SUPPLIED RECORDS:
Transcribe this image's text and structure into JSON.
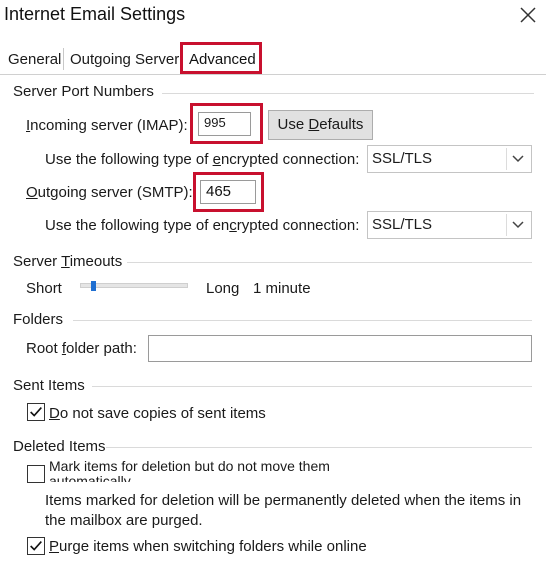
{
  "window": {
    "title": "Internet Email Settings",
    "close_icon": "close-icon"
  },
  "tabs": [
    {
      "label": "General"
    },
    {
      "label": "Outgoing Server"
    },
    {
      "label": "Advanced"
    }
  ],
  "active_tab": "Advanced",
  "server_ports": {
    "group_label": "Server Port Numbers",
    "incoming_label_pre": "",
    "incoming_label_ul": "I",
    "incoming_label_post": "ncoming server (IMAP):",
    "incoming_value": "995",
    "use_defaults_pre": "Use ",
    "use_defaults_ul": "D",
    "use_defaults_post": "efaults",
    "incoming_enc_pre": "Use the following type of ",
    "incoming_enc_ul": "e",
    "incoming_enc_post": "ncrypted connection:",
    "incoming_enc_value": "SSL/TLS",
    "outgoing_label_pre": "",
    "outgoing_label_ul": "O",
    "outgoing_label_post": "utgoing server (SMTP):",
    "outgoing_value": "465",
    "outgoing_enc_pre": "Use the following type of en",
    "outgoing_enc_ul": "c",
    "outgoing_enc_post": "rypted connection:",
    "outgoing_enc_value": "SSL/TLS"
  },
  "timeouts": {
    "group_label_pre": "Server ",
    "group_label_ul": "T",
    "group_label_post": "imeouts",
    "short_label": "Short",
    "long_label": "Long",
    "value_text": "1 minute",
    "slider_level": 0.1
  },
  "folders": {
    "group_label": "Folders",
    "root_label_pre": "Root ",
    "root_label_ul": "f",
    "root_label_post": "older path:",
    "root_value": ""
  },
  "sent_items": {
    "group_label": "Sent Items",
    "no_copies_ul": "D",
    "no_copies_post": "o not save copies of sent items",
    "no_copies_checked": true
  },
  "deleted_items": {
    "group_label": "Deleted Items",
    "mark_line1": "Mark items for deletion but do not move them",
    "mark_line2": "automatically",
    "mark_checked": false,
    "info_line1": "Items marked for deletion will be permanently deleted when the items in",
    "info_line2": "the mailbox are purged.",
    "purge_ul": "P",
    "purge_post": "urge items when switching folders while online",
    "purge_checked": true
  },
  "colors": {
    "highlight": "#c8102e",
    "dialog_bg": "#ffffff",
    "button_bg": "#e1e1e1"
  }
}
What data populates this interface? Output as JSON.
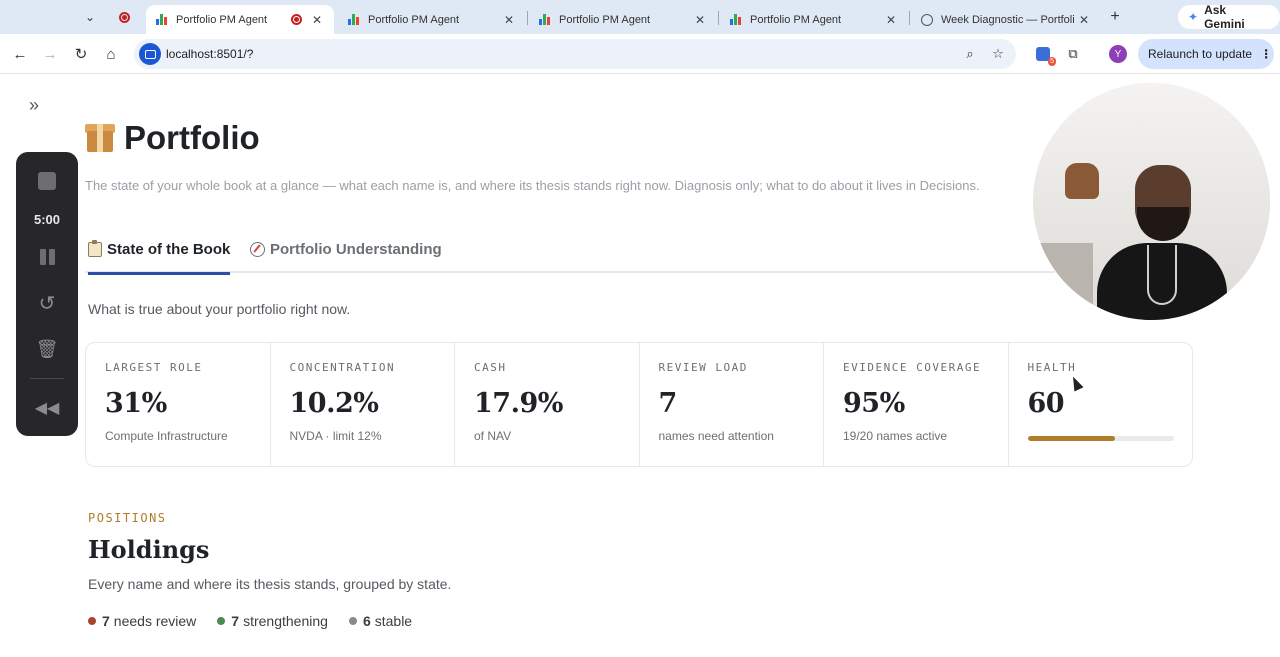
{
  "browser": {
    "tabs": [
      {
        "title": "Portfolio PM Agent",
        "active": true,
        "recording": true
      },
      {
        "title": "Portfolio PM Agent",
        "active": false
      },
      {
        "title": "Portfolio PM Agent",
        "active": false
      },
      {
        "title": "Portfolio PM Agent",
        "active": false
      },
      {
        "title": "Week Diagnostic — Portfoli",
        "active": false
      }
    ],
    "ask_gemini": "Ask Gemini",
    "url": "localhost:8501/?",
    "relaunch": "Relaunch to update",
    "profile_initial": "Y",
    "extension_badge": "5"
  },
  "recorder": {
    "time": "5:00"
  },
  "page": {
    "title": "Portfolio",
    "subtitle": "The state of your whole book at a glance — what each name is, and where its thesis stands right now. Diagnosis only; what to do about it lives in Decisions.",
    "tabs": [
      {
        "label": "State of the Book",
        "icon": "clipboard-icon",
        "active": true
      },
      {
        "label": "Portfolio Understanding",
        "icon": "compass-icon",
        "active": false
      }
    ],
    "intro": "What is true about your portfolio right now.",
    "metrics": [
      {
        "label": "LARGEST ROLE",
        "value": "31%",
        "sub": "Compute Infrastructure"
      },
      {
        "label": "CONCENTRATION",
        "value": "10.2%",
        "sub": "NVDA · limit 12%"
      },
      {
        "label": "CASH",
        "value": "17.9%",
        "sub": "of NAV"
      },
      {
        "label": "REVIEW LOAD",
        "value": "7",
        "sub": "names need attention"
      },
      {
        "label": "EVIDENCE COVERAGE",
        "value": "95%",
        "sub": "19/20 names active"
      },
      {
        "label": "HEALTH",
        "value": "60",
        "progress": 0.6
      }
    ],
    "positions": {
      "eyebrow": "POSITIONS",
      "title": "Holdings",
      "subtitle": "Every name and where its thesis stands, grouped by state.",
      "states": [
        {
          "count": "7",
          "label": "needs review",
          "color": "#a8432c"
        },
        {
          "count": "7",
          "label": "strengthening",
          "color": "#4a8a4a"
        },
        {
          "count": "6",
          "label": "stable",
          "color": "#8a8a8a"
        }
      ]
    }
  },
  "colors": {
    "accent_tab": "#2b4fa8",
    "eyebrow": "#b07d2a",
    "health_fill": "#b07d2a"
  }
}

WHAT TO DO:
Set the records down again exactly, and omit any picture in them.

WRITTEN RESPONSE:
Transcribe this image's text and structure into JSON.
{
  "window": {
    "title": "Internet Email Settings",
    "close_icon": "close-icon"
  },
  "tabs": [
    {
      "label": "General"
    },
    {
      "label": "Outgoing Server"
    },
    {
      "label": "Advanced"
    }
  ],
  "active_tab": "Advanced",
  "server_ports": {
    "group_label": "Server Port Numbers",
    "incoming_label_pre": "",
    "incoming_label_ul": "I",
    "incoming_label_post": "ncoming server (IMAP):",
    "incoming_value": "995",
    "use_defaults_pre": "Use ",
    "use_defaults_ul": "D",
    "use_defaults_post": "efaults",
    "incoming_enc_pre": "Use the following type of ",
    "incoming_enc_ul": "e",
    "incoming_enc_post": "ncrypted connection:",
    "incoming_enc_value": "SSL/TLS",
    "outgoing_label_pre": "",
    "outgoing_label_ul": "O",
    "outgoing_label_post": "utgoing server (SMTP):",
    "outgoing_value": "465",
    "outgoing_enc_pre": "Use the following type of en",
    "outgoing_enc_ul": "c",
    "outgoing_enc_post": "rypted connection:",
    "outgoing_enc_value": "SSL/TLS"
  },
  "timeouts": {
    "group_label_pre": "Server ",
    "group_label_ul": "T",
    "group_label_post": "imeouts",
    "short_label": "Short",
    "long_label": "Long",
    "value_text": "1 minute",
    "slider_level": 0.1
  },
  "folders": {
    "group_label": "Folders",
    "root_label_pre": "Root ",
    "root_label_ul": "f",
    "root_label_post": "older path:",
    "root_value": ""
  },
  "sent_items": {
    "group_label": "Sent Items",
    "no_copies_ul": "D",
    "no_copies_post": "o not save copies of sent items",
    "no_copies_checked": true
  },
  "deleted_items": {
    "group_label": "Deleted Items",
    "mark_line1": "Mark items for deletion but do not move them",
    "mark_line2": "automatically",
    "mark_checked": false,
    "info_line1": "Items marked for deletion will be permanently deleted when the items in",
    "info_line2": "the mailbox are purged.",
    "purge_ul": "P",
    "purge_post": "urge items when switching folders while online",
    "purge_checked": true
  },
  "colors": {
    "highlight": "#c8102e",
    "dialog_bg": "#ffffff",
    "button_bg": "#e1e1e1"
  }
}
What data populates this interface? Output as JSON.
{
  "browser": {
    "tabs": [
      {
        "title": "Portfolio PM Agent",
        "active": true,
        "recording": true
      },
      {
        "title": "Portfolio PM Agent",
        "active": false
      },
      {
        "title": "Portfolio PM Agent",
        "active": false
      },
      {
        "title": "Portfolio PM Agent",
        "active": false
      },
      {
        "title": "Week Diagnostic — Portfoli",
        "active": false
      }
    ],
    "ask_gemini": "Ask Gemini",
    "url": "localhost:8501/?",
    "relaunch": "Relaunch to update",
    "profile_initial": "Y",
    "extension_badge": "5"
  },
  "recorder": {
    "time": "5:00"
  },
  "page": {
    "title": "Portfolio",
    "subtitle": "The state of your whole book at a glance — what each name is, and where its thesis stands right now. Diagnosis only; what to do about it lives in Decisions.",
    "tabs": [
      {
        "label": "State of the Book",
        "icon": "clipboard-icon",
        "active": true
      },
      {
        "label": "Portfolio Understanding",
        "icon": "compass-icon",
        "active": false
      }
    ],
    "intro": "What is true about your portfolio right now.",
    "metrics": [
      {
        "label": "LARGEST ROLE",
        "value": "31%",
        "sub": "Compute Infrastructure"
      },
      {
        "label": "CONCENTRATION",
        "value": "10.2%",
        "sub": "NVDA · limit 12%"
      },
      {
        "label": "CASH",
        "value": "17.9%",
        "sub": "of NAV"
      },
      {
        "label": "REVIEW LOAD",
        "value": "7",
        "sub": "names need attention"
      },
      {
        "label": "EVIDENCE COVERAGE",
        "value": "95%",
        "sub": "19/20 names active"
      },
      {
        "label": "HEALTH",
        "value": "60",
        "progress": 0.6
      }
    ],
    "positions": {
      "eyebrow": "POSITIONS",
      "title": "Holdings",
      "subtitle": "Every name and where its thesis stands, grouped by state.",
      "states": [
        {
          "count": "7",
          "label": "needs review",
          "color": "#a8432c"
        },
        {
          "count": "7",
          "label": "strengthening",
          "color": "#4a8a4a"
        },
        {
          "count": "6",
          "label": "stable",
          "color": "#8a8a8a"
        }
      ]
    }
  },
  "colors": {
    "accent_tab": "#2b4fa8",
    "eyebrow": "#b07d2a",
    "health_fill": "#b07d2a"
  }
}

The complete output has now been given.